The Stages of a Civil Jury Trial

When a civil case makes it to trial a lot of behind the scenes preparation has already occurred. Meaning that for the most part trials can be pretty predictable. As a wrongful death lawyer in Las Vegas, NV, can explain, each side—the plaintiff and the defendant—will have developed a theory for their case, will have decided what evidence they will want to present, and will have a good idea of what will occur during the trial.

Voir Dire

Voir Dire is the process used to deselect potential jurors that are a part of the jury pool until the number shrinks to at least six individuals. The number that the jury pool has to shrink down to depends on the local rules in each jurisdiction. The voir dire process consists of either the attorneys, the judge, or both asking the potential jurors questions. Once the attorneys have heard the answers from the potential jurors the attorneys can use one of two methods to deselect jurors. They can make a challenge for cause or use a preemptory challenge. A challenge for cause may be used by either side to disqualify a juror for any reason that would prevent the juror from deciding the facts of the case fairly. Challenges for cause are tried before the judge who ultimately decides if the juror will be deselected or not. Preemptory challenges are left until the end of the jury questioning process and the plaintiff and defendant are given an allotted number of challenges that they may use. These challenges can be made for any reason and the reason does not have to be explained to the judge. After the preemptory challenge phase is over the juror that are sitting in the box will be the jurors during the trial.

Opening Statements

Once the jury is selected, the first step is for the plaintiff to start with their opening statement. An opening statement will usually include what the theme the case is, what the trial is about, and what evidence the jury will see during the trial. Plaintiffs always go first because they have the burden to prove while the defense has no burden. The defense opening will usually happen right after the plaintiffs opening, but the defense does have the ability to put off their opening until they begin the presentation of their case after the plaintiff rests their case.

Direct and Cross Examination

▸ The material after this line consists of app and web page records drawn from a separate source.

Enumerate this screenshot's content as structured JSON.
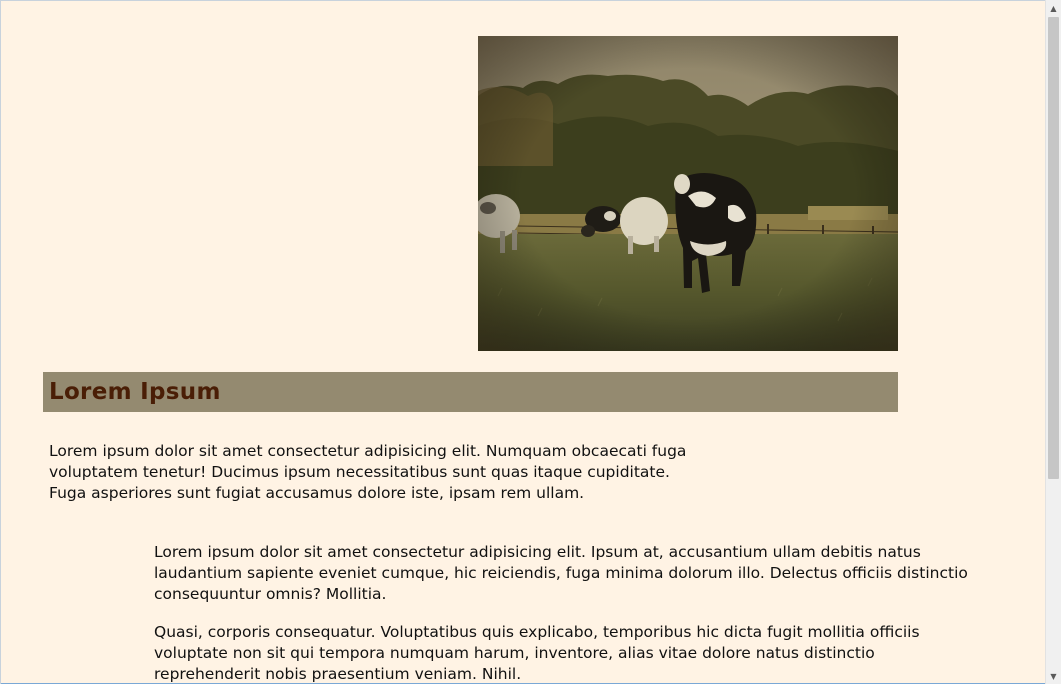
{
  "image": {
    "alt_semantic": "cows-in-pasture-photo"
  },
  "heading": {
    "title": "Lorem Ipsum"
  },
  "paragraphs": [
    "Lorem ipsum dolor sit amet consectetur adipisicing elit. Numquam obcaecati fuga voluptatem tenetur! Ducimus ipsum necessitatibus sunt quas itaque cupiditate. Fuga asperiores sunt fugiat accusamus dolore iste, ipsam rem ullam.",
    "Lorem ipsum dolor sit amet consectetur adipisicing elit. Ipsum at, accusantium ullam debitis natus laudantium sapiente eveniet cumque, hic reiciendis, fuga minima dolorum illo. Delectus officiis distinctio consequuntur omnis? Mollitia.",
    "Quasi, corporis consequatur. Voluptatibus quis explicabo, temporibus hic dicta fugit mollitia officiis voluptate non sit qui tempora numquam harum, inventore, alias vitae dolore natus distinctio reprehenderit nobis praesentium veniam. Nihil."
  ],
  "scrollbar": {
    "up_icon": "▲",
    "down_icon": "▼"
  },
  "colors": {
    "page_background": "#fff3e4",
    "banner_background": "#948a70",
    "heading_text": "#4a1e06"
  }
}
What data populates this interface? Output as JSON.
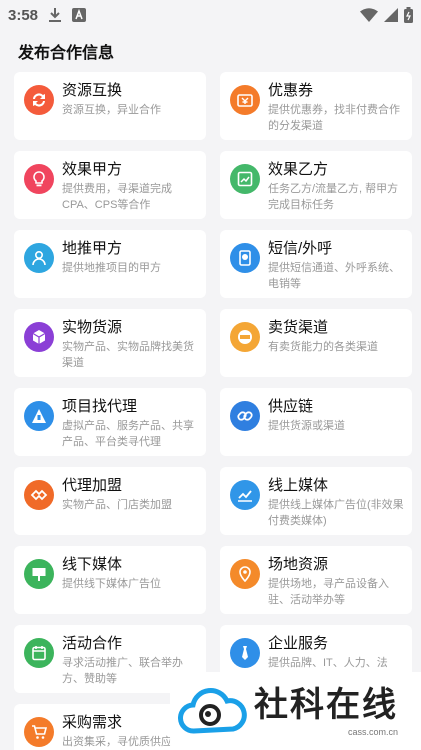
{
  "status_bar": {
    "time": "3:58"
  },
  "page_title": "发布合作信息",
  "items": [
    {
      "title": "资源互换",
      "desc": "资源互换，异业合作",
      "icon": "exchange-icon",
      "color": "#f45b3b"
    },
    {
      "title": "优惠券",
      "desc": "提供优惠券，找非付费合作的分发渠道",
      "icon": "coupon-icon",
      "color": "#f47b2a"
    },
    {
      "title": "效果甲方",
      "desc": "提供费用，寻渠道完成CPA、CPS等合作",
      "icon": "lightbulb-icon",
      "color": "#f0455e"
    },
    {
      "title": "效果乙方",
      "desc": "任务乙方/流量乙方, 帮甲方完成目标任务",
      "icon": "chart-card-icon",
      "color": "#44b86a"
    },
    {
      "title": "地推甲方",
      "desc": "提供地推项目的甲方",
      "icon": "person-icon",
      "color": "#2ea6e0"
    },
    {
      "title": "短信/外呼",
      "desc": "提供短信通道、外呼系统、电销等",
      "icon": "phone-chat-icon",
      "color": "#2f8fe8"
    },
    {
      "title": "实物货源",
      "desc": "实物产品、实物品牌找美货渠道",
      "icon": "cube-icon",
      "color": "#8b3fd6"
    },
    {
      "title": "卖货渠道",
      "desc": "有卖货能力的各类渠道",
      "icon": "sale-tag-icon",
      "color": "#f4a635"
    },
    {
      "title": "项目找代理",
      "desc": "虚拟产品、服务产品、共享产品、平台类寻代理",
      "icon": "agent-icon",
      "color": "#2e8fe8"
    },
    {
      "title": "供应链",
      "desc": "提供货源或渠道",
      "icon": "link-icon",
      "color": "#2f7fe0"
    },
    {
      "title": "代理加盟",
      "desc": "实物产品、门店类加盟",
      "icon": "handshake-icon",
      "color": "#f06a28"
    },
    {
      "title": "线上媒体",
      "desc": "提供线上媒体广告位(非效果付费类媒体)",
      "icon": "line-chart-icon",
      "color": "#3096e8"
    },
    {
      "title": "线下媒体",
      "desc": "提供线下媒体广告位",
      "icon": "billboard-icon",
      "color": "#3cb45c"
    },
    {
      "title": "场地资源",
      "desc": "提供场地，寻产品设备入驻、活动举办等",
      "icon": "location-icon",
      "color": "#f48a2a"
    },
    {
      "title": "活动合作",
      "desc": "寻求活动推广、联合举办方、赞助等",
      "icon": "calendar-icon",
      "color": "#3cb45c"
    },
    {
      "title": "企业服务",
      "desc": "提供品牌、IT、人力、法",
      "icon": "tie-icon",
      "color": "#2f8fe8"
    },
    {
      "title": "采购需求",
      "desc": "出资集采，寻优质供应",
      "icon": "cart-icon",
      "color": "#f47b2a"
    }
  ],
  "watermark": {
    "brand": "社科在线",
    "url": "cass.com.cn"
  }
}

Now it is time for the plaintiffs to put on their case and chief. The plaintiffs will begin calling witnesses for direct examination. This is the traditional question and answer period that many people see on TV. Direct examination usually consists of open-ended questions. The defense will have the ability to cross examine each of the plaintiff witnesses and vice versa. Cross examination questions are usually closed ended questions that call for a simple yes or no answer. Once the plaintiff rests their case because they are done calling witnesses the defense will have their turn to call witnesses for direct examination and the plaintiffs will cross.

Closing Arguments

When the defense rests their case then closing arguments begin. As usual, the plaintiffs will start with their closing argument first and then the defense will make their closing argument. However, the plaintiffs are always allowed the last word since it is their burden to prove, and they are given a rebuttal that comes after the defenses closing. Rebuttals are optional and not always utilized. In closing arguments, the attorneys put all of the facts together and argue that the jury should decide the case in their favor.

After closings the case is over and now the jury goes into deliberation to decide who won the case.

Thanks to Eglet Adams for their insight on the stages of a civil trial.